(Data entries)
+-------+
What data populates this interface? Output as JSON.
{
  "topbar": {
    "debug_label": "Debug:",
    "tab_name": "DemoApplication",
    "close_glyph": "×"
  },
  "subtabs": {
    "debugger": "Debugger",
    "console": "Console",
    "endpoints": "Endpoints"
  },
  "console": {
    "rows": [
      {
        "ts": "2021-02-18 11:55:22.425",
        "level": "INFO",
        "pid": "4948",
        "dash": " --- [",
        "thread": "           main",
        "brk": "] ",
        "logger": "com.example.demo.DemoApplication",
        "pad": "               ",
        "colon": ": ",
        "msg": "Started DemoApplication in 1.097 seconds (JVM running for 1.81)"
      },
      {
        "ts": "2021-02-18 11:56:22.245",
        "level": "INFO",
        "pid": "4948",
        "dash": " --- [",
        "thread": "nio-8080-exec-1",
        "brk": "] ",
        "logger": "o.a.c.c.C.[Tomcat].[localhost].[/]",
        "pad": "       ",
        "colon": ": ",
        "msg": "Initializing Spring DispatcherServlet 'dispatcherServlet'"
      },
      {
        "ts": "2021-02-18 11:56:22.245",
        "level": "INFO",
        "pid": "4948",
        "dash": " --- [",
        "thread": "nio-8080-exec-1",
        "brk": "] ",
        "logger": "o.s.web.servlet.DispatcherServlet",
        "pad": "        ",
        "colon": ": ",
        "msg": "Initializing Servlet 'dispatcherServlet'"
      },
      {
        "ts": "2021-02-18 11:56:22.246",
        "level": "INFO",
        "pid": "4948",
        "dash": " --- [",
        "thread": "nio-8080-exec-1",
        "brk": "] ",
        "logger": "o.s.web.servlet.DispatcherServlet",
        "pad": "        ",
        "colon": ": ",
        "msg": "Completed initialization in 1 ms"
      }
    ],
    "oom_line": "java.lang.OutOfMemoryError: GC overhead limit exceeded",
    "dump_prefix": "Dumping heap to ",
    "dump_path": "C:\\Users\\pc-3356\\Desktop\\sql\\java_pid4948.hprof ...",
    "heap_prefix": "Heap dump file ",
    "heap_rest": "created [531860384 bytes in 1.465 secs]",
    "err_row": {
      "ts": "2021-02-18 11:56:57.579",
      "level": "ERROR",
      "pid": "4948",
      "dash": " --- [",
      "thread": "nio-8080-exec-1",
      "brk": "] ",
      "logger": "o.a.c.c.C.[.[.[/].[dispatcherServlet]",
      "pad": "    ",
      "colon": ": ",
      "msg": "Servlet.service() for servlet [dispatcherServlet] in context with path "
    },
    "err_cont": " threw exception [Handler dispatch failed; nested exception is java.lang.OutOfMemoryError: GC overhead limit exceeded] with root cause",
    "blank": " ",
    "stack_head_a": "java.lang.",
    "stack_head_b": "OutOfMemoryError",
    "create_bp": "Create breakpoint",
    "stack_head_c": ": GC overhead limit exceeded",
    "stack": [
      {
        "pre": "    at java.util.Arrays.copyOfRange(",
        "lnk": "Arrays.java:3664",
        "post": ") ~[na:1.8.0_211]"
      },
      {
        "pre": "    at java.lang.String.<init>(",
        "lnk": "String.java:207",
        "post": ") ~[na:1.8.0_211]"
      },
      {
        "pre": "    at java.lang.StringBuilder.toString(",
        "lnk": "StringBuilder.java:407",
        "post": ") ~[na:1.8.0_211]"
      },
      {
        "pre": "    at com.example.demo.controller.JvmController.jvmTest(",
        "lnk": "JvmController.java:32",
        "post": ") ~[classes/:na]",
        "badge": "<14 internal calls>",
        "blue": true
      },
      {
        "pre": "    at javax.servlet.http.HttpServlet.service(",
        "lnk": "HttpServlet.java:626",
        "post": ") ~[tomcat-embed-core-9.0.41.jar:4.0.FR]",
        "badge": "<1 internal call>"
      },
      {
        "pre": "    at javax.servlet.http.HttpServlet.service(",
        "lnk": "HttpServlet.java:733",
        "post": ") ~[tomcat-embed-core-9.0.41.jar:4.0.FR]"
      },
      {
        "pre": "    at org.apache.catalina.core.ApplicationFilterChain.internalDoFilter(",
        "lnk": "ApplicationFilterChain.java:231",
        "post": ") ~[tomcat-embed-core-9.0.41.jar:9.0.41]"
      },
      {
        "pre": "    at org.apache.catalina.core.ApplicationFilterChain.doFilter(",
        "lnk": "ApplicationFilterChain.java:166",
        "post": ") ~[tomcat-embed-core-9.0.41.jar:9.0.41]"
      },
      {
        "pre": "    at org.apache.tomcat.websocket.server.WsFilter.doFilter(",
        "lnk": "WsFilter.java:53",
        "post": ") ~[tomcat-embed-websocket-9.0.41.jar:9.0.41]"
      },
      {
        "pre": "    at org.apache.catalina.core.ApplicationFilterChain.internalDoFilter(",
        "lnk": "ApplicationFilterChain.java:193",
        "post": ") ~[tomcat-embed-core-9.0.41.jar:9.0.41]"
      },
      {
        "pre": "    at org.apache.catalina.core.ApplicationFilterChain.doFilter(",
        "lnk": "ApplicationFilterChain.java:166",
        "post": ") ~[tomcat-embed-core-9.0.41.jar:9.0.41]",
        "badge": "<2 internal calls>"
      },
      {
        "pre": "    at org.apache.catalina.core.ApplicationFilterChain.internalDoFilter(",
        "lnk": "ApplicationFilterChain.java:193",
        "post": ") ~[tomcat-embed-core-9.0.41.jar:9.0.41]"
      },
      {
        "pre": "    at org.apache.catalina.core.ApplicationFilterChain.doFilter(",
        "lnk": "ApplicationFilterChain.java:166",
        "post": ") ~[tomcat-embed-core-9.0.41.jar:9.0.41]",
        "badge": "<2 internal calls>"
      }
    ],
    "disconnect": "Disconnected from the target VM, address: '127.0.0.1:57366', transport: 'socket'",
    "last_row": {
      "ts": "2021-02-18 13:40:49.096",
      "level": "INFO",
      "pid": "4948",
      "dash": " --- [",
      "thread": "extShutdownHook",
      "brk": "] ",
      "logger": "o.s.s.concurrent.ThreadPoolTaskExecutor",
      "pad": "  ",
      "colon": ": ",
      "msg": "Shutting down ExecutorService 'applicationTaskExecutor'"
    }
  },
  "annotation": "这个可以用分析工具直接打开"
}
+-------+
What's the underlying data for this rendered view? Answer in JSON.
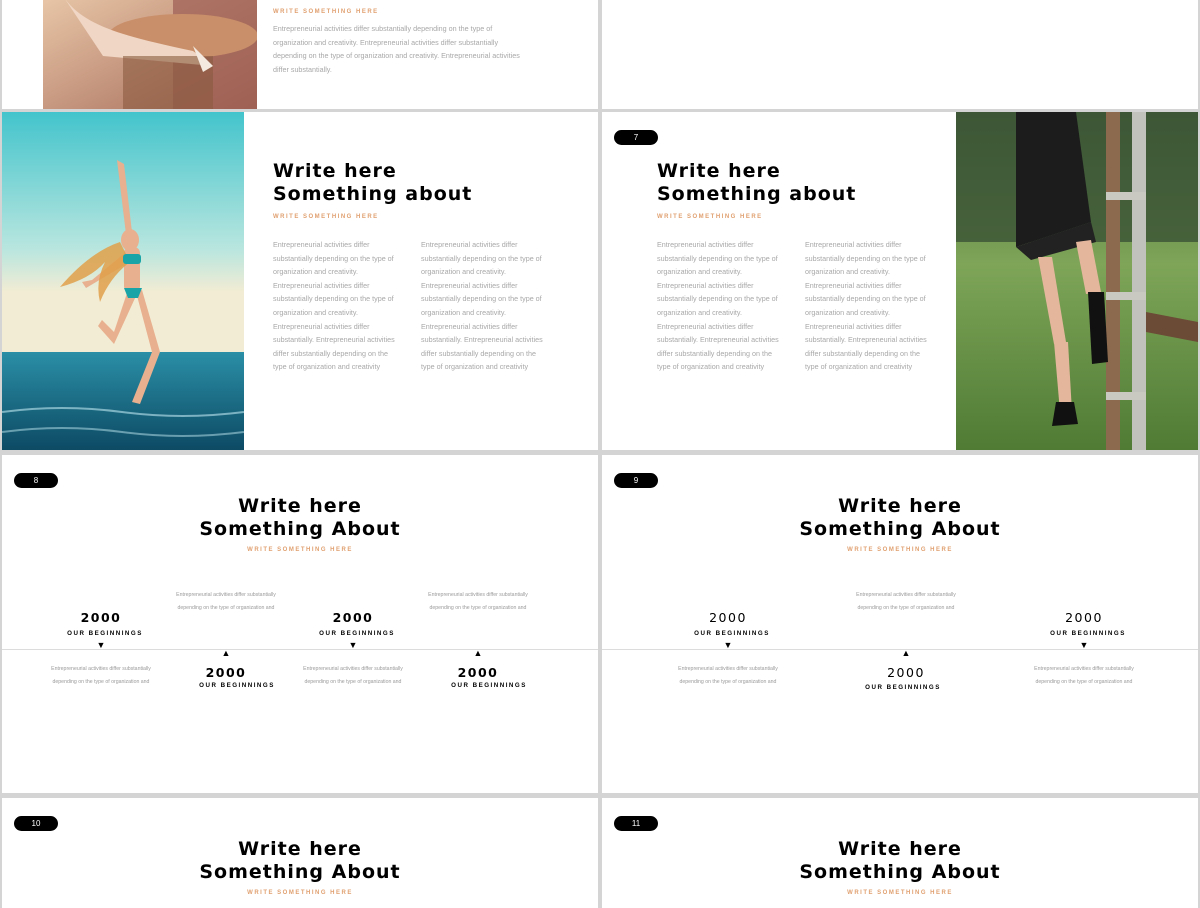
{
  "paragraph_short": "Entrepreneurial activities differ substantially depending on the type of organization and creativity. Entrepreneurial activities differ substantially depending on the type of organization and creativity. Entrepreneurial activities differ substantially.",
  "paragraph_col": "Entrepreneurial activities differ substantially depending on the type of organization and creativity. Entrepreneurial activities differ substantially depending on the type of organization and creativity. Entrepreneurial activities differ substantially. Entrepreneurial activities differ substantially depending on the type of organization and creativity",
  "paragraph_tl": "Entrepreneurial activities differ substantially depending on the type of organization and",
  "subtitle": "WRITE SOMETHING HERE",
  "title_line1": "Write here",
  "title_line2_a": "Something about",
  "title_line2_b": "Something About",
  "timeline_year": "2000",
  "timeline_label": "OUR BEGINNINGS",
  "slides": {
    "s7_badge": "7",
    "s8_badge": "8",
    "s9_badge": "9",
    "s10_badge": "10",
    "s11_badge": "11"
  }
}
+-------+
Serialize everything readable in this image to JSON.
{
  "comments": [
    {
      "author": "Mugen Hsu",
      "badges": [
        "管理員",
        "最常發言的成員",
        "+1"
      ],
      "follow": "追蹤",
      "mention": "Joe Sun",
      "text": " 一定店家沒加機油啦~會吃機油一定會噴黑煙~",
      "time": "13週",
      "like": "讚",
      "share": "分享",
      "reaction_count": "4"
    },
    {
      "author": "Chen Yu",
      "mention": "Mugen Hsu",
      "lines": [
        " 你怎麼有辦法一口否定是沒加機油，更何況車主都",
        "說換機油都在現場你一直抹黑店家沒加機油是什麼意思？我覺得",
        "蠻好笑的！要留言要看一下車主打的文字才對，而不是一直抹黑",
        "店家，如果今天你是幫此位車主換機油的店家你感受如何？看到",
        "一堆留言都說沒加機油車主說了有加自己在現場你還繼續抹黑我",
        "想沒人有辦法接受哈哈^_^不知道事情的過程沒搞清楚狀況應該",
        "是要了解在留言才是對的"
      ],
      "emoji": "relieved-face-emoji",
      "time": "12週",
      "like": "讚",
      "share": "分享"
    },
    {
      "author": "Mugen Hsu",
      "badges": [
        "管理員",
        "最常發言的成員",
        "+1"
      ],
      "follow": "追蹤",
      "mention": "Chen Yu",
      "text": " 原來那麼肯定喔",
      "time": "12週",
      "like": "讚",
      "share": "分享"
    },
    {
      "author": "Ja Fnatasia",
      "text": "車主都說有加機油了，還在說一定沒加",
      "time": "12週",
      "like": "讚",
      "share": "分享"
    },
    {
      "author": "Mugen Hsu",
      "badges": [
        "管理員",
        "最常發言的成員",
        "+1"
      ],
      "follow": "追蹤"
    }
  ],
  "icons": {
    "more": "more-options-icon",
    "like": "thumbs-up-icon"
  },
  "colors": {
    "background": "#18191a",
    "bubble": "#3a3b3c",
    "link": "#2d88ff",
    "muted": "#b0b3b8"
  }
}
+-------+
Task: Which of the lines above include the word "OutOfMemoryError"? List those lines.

Task result:
    "oom_line": "java.lang.OutOfMemoryError: GC overhead limit exceeded",
    "err_cont": " threw exception [Handler dispatch failed; nested exception is java.lang.OutOfMemoryError: GC overhead limit exceeded] with root cause",
    "stack_head_b": "OutOfMemoryError",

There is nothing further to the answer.